__About this exercise__
Go through the data below and return each line containing the word "Vendredi".

[Page and application data records]
◇ ◇ ◇ ◇ ◇

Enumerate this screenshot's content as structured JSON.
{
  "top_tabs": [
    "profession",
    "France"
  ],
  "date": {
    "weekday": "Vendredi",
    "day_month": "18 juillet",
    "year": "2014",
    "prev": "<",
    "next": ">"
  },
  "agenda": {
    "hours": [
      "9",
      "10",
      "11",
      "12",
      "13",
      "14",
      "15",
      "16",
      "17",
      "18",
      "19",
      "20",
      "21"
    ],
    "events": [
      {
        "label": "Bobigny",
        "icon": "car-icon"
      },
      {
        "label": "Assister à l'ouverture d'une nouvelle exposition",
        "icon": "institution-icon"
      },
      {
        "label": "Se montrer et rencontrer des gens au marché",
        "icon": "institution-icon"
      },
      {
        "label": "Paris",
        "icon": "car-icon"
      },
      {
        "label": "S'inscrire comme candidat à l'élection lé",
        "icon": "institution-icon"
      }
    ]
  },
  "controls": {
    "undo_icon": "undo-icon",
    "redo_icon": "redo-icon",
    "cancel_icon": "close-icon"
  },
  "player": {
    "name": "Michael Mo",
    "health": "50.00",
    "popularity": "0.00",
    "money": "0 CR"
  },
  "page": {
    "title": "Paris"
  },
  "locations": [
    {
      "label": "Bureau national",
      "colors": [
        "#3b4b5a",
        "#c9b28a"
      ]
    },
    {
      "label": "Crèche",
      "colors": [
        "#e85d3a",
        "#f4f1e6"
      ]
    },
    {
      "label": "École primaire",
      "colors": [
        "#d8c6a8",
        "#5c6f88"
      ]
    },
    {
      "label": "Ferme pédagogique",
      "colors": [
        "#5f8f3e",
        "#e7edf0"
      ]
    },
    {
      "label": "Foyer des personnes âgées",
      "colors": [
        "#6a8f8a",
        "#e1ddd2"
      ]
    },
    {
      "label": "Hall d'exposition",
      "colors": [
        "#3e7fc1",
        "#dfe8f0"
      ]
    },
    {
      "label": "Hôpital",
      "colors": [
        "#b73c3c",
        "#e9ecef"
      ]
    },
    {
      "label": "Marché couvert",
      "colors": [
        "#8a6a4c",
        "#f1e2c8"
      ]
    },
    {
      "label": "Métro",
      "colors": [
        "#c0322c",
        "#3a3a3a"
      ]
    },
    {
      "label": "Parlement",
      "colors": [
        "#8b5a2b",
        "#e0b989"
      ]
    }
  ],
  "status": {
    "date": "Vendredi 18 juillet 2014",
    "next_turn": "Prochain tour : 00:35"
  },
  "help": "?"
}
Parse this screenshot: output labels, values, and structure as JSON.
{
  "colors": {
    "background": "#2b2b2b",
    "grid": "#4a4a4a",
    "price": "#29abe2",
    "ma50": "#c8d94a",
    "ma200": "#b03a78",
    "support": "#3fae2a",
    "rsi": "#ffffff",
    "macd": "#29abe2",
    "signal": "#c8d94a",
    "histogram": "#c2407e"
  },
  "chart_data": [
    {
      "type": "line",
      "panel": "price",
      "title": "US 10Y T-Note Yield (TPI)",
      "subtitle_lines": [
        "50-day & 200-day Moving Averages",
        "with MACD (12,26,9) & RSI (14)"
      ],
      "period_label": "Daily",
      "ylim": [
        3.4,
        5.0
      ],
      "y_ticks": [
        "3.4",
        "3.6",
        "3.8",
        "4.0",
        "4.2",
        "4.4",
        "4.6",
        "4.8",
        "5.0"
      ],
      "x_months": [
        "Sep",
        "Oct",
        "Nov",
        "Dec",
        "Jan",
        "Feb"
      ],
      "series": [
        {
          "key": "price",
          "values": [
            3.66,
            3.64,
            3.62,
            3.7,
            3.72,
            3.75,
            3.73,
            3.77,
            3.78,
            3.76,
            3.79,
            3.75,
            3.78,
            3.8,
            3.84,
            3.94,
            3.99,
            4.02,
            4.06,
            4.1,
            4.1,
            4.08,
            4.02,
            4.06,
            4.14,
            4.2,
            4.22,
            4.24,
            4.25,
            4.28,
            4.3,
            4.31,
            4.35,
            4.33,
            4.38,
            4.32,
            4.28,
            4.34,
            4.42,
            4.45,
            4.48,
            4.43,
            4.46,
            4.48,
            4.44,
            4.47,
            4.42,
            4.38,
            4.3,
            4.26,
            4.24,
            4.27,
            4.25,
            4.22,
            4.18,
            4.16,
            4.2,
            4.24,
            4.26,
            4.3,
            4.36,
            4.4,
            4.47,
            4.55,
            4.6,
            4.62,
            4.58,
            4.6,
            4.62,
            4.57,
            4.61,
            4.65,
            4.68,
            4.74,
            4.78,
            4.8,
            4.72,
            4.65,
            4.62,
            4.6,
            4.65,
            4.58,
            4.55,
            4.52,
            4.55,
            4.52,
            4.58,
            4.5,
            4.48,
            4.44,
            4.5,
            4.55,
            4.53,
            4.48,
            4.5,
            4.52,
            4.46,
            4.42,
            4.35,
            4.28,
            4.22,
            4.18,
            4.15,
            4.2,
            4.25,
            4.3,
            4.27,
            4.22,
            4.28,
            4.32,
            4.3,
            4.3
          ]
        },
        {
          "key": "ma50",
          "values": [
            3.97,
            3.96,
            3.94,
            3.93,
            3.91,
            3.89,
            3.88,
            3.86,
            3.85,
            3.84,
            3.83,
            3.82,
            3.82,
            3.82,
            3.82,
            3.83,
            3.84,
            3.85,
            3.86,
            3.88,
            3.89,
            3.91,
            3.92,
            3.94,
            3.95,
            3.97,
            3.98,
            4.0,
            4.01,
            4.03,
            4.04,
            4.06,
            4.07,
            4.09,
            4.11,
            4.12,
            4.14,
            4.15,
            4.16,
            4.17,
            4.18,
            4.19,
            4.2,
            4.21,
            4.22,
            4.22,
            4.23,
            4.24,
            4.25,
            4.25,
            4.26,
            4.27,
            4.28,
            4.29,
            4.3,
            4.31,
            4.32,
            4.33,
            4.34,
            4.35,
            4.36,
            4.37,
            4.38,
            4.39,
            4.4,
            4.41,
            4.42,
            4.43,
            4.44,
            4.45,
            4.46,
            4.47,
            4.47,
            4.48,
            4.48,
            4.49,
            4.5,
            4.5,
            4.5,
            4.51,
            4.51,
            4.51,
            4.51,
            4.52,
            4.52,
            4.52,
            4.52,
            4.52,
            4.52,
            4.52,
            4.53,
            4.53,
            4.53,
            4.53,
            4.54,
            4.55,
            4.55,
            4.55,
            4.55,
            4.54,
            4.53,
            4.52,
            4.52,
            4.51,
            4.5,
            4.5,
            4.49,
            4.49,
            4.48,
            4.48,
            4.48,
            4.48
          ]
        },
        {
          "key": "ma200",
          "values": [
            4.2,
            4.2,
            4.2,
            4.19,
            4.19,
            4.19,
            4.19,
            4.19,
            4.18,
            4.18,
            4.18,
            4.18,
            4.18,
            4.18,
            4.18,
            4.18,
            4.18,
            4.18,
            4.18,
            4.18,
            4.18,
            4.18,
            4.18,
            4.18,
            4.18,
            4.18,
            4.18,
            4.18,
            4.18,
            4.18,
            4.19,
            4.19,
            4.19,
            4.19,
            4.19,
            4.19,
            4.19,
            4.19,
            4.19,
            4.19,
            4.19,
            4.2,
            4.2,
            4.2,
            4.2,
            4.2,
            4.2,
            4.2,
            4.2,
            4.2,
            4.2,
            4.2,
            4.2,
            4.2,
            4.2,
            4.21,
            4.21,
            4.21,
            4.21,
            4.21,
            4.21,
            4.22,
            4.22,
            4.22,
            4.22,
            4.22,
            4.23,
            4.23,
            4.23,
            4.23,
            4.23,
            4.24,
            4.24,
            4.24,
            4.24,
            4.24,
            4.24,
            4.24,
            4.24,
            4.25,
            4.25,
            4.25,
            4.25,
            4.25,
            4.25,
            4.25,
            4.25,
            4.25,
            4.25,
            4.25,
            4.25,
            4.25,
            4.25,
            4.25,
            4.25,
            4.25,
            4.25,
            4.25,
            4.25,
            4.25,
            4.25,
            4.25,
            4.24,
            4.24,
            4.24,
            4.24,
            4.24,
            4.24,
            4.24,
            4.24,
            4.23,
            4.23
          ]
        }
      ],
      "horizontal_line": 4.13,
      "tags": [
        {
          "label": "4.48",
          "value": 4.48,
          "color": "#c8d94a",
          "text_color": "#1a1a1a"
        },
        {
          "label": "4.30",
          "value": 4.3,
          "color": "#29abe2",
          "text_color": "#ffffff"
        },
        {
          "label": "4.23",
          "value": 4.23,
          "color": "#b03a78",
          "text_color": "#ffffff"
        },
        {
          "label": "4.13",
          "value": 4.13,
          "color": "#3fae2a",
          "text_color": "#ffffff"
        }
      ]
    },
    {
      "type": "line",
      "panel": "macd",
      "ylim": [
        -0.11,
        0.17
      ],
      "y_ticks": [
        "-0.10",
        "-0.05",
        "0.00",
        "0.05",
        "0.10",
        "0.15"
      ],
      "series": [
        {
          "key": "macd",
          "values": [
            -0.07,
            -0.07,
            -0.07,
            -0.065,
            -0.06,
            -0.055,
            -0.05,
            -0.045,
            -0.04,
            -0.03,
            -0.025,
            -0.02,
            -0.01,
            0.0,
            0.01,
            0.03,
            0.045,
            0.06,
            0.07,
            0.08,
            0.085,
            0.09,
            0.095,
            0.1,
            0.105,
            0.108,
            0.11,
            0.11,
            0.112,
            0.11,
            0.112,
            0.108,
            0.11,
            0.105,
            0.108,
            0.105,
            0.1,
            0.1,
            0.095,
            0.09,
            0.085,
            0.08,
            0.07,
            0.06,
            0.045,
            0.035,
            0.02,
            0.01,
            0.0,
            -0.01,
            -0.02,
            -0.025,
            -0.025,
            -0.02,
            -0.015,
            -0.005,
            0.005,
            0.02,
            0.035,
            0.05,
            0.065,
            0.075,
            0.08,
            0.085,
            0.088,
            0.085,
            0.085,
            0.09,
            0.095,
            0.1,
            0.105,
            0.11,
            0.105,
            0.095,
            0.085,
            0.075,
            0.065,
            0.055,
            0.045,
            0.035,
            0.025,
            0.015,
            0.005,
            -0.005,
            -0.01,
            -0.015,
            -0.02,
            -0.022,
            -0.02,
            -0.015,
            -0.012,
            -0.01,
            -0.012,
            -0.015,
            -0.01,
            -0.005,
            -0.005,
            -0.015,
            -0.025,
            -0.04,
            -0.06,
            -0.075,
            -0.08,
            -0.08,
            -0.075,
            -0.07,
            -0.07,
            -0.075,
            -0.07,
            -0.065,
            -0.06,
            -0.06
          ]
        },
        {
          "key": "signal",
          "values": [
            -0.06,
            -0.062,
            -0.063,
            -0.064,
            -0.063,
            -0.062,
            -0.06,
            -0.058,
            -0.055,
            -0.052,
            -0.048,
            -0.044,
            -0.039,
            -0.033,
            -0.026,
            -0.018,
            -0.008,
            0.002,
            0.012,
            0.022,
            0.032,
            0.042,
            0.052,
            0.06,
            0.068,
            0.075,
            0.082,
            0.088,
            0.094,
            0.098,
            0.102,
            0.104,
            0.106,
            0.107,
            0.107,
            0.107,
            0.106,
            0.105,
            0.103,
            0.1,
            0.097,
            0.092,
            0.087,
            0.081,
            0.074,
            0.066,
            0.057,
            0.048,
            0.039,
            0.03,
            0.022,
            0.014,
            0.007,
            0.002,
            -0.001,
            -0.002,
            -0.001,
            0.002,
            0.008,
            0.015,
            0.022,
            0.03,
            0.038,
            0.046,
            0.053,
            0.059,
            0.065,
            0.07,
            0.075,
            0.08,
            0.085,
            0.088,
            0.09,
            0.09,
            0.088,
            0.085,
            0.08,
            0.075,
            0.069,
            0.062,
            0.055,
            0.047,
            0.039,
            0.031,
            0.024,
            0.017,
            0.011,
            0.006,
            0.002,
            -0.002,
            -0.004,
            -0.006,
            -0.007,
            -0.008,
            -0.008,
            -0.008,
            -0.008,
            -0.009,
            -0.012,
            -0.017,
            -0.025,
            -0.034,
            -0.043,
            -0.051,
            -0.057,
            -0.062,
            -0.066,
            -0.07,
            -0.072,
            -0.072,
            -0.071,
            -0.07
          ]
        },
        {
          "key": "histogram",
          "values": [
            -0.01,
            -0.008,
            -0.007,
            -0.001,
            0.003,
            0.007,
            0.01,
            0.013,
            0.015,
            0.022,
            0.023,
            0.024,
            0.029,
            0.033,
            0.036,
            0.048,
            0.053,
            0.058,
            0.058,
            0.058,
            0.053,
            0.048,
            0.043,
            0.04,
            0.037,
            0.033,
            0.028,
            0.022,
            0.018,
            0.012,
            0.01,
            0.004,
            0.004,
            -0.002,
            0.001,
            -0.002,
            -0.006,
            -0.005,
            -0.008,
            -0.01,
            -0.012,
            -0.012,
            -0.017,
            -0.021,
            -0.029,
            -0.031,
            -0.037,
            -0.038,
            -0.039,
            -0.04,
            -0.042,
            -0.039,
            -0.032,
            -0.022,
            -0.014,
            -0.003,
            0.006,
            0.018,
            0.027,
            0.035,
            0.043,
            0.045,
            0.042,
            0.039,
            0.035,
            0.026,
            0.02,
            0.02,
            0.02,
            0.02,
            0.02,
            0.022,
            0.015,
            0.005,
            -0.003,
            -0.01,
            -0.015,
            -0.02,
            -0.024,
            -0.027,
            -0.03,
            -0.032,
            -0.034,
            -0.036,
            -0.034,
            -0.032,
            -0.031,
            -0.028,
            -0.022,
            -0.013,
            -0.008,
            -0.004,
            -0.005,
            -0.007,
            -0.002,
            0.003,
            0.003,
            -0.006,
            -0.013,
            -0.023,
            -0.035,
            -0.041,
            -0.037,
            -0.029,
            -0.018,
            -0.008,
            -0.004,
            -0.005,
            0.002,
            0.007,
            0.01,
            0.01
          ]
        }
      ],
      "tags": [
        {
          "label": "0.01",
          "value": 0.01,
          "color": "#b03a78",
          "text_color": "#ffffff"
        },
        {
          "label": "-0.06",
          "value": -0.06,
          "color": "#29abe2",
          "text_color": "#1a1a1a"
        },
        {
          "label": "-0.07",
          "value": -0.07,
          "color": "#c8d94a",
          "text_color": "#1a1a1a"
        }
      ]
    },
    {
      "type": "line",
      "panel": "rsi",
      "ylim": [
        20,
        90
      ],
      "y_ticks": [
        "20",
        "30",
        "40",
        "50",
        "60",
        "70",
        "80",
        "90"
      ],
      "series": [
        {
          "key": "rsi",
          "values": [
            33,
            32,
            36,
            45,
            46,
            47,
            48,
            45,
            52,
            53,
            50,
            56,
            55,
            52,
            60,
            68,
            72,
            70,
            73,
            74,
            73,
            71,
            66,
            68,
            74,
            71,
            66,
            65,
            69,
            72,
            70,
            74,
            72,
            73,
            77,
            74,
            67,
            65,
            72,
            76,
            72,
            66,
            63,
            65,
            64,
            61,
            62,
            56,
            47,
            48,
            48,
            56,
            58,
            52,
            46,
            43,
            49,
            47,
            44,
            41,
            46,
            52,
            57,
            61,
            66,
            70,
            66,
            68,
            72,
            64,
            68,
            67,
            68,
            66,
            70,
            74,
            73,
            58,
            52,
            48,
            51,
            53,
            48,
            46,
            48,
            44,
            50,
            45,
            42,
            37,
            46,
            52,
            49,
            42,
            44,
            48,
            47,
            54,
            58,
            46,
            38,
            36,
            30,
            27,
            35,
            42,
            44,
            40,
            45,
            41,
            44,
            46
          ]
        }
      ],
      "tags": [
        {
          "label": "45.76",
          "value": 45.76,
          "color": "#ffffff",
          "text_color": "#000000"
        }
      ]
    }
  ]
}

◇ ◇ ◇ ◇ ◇

__Response below__
    "weekday": "Vendredi",
    "date": "Vendredi 18 juillet 2014",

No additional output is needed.